*** This post has been updated to make it even more awesome! *** Let's be real.
I appreciate scrap booked labors of love as much as the next gal, but honestly, if my future (yet-to-be-conceived) children are to have any chance of having their memories live on in an analog format, I can't carry on with the fantasy that someday I'll make scrap booking a regular part of my life. Maybe for a special gift, but definitely not a monthly/yearly thing.
Thankfully, I found a painless alternative.
I've been stewing about how I can make it easy to make sure that our family memories (and bits of daily life) have a life beyond a dusty ol' pile of hard drives.
(This is one of my favorite What the Duck comic strips by the genius Aaron Johnson)
I generally recommend that each time you download photos (whether from your phone, or your "real camera"), pick your 10-20 favorites and order some prints. When they come, just drop them in a photo storage box. Getting fancy with glue and scissors is nice, but totally not required.
Of course, if you're like me, as diligent as I am with taking care of client images, when it comes to my own personal photos—I'm lucky if I download them 3 or 4 times per year. In fact, I've gotten to the point where—like lots of folks—most of the time, the only camera I have with me is my phone.
And since sifting through my entire photo collection in search of the images I happened to post to Instagram is not likely to happen (like trying to find a needle in a haystack), I was on a mission to find a better way.
Enter Blurb. There are a lot of book-making solutions out there (especially when it comes to Instagram and other social photo sharing sites), but many leave much to be desired in terms of design flexibility, ease of use, and product quality.
Having been a Blurb fan for years, I already knew that I wanted them to print my books, but the online tool they provide for printing your Instagram images has some sort of bug that jumbles the images out of order if you try to add more than the default of 52. And since I was planning to include roughly 250 images, this was a serious concern. (This is really too bad, as otherwise this tool would be so great!)
Blurb also makes a book plug-in for Lightroom, but after playing around with it for awhile, though the interior page layout options had what I wanted (a single square image per page), I found the cover layout and material options to be limiting (compared to the choices Blurb offers elsewhere) and ultimately I wasn't able to cobble together the book in the specific way I wanted. So, I turned my attention back to Blurb's free desktop application (called BookSmart).
Here's the Step-by-Step

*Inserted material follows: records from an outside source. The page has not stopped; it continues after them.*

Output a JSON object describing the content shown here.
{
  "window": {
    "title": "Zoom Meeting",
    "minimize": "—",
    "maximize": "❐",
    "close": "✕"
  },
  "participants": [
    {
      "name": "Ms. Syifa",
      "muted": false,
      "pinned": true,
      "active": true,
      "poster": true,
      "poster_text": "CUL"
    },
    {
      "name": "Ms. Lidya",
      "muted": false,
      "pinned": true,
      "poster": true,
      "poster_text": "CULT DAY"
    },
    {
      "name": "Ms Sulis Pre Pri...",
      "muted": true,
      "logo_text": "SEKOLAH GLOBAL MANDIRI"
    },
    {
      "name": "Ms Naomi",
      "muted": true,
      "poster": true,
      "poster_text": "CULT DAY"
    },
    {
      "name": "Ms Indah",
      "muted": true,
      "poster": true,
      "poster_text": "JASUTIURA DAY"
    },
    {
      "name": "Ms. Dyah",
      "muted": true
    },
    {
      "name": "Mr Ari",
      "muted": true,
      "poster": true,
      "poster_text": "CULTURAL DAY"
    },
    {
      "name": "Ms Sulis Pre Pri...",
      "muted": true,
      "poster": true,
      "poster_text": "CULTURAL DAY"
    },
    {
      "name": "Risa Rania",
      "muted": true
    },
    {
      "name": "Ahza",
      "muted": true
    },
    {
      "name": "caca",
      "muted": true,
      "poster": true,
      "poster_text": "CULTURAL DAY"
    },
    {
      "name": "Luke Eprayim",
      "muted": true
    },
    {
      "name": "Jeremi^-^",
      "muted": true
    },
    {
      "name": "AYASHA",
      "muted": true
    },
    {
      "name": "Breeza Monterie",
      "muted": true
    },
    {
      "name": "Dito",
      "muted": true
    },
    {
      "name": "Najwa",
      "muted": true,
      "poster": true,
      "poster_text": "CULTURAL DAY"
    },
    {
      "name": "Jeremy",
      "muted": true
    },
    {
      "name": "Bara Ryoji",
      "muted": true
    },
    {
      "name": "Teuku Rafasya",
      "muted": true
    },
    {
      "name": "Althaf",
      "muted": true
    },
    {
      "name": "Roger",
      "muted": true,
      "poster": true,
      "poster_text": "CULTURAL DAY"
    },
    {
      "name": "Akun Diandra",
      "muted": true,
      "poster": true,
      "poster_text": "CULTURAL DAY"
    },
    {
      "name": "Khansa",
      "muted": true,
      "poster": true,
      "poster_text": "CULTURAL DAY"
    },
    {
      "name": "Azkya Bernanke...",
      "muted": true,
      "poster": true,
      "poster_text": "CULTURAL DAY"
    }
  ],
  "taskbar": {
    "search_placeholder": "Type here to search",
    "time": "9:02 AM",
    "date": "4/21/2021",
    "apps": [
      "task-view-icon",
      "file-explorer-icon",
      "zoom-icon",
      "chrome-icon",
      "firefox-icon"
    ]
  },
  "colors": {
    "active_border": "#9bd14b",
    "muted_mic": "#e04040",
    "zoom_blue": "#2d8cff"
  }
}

- Download your photos from Instagram. You can use something like InstaArchive to download a .zip file of your entire collection. After you make your first book, I suggest creating a recipe with IfThisThenThat (IFTTT.com) so you can have your instagrammed images sent to your DropBox Account where they'll already be waiting for you in a nice organized folder (this is my favorite method). Unfortunately, they'll only be sized to 612px x 612px. Don't panic. We'll deal with this in step 3.
- Sort and renumber the files. Use Bridge or Lightroom (or whatever works) to renumber the images. They should already appear within Bridge in chronological order, but if with long goofy file names, there can sometimes be problems with file order, so I always make sure to renumber.
- Batch upsize them. Bummer that the archived or DropBoxed images from Instagram are so low res. (it will be ok, breathe!) Use a quality plug-in to scale them up without tearing a hole in the universe. I use Alien Skin's Lightroom plug-in called Blow-Up (they have a free trial as well as a verion of the plug-in for Photoshop). I size my images big enough to print 4x4 @300ppi (1200 x 1200 pixels).
- Decide on a page layout.
Choose one of the existing layouts in Blurb's desktop application and drop in your images. Or, for more control—build your own layout.
I wanted a single image per page with plenty of white space around it, so I wrote a Photoshop action to build out each 4x4 image with a nice white background to fill out a 7x7 page. You can write your own, or download my custom action here (for a 7x7 book). Then batch run the action on the whole folder via Bridge.
- Design a cover. You could use InDesign (recommended), Photoshop, or do it directly in BookSmart (Blurb's free desktop application). I'm a control freak who wants a consistent cover design for all my books, so I designed accordingly (using InDesign) and will swap the images (and colors) with each "edition." I also included a place for volume/date information to note the time span for each book. For example, Vol. One reflects the fall of 2011 through the spring of 2012. Additionally, I included a photo of both Emir and I on the back to quickly document how we change over time. In the future, that image be a whole family photo. If you have InDesign CS4 or newer, you can download my front/back cover InDesign templates here. Drop in your own photos, edit the text, and export to jpg.
- Put it all together in Blurb's BookSmart. It's easy to load the photos, select them all, then drag and drop onto the first blank page and you'll see the rest will auto-complete, building your book in minutes, no matter how many pages you have. (Their limit is around 284 pages or so, so if you have more than that, plan to split it across multiple books.)
PS: Save 20% on your Blurb books through Dec. 8th with the code ANY20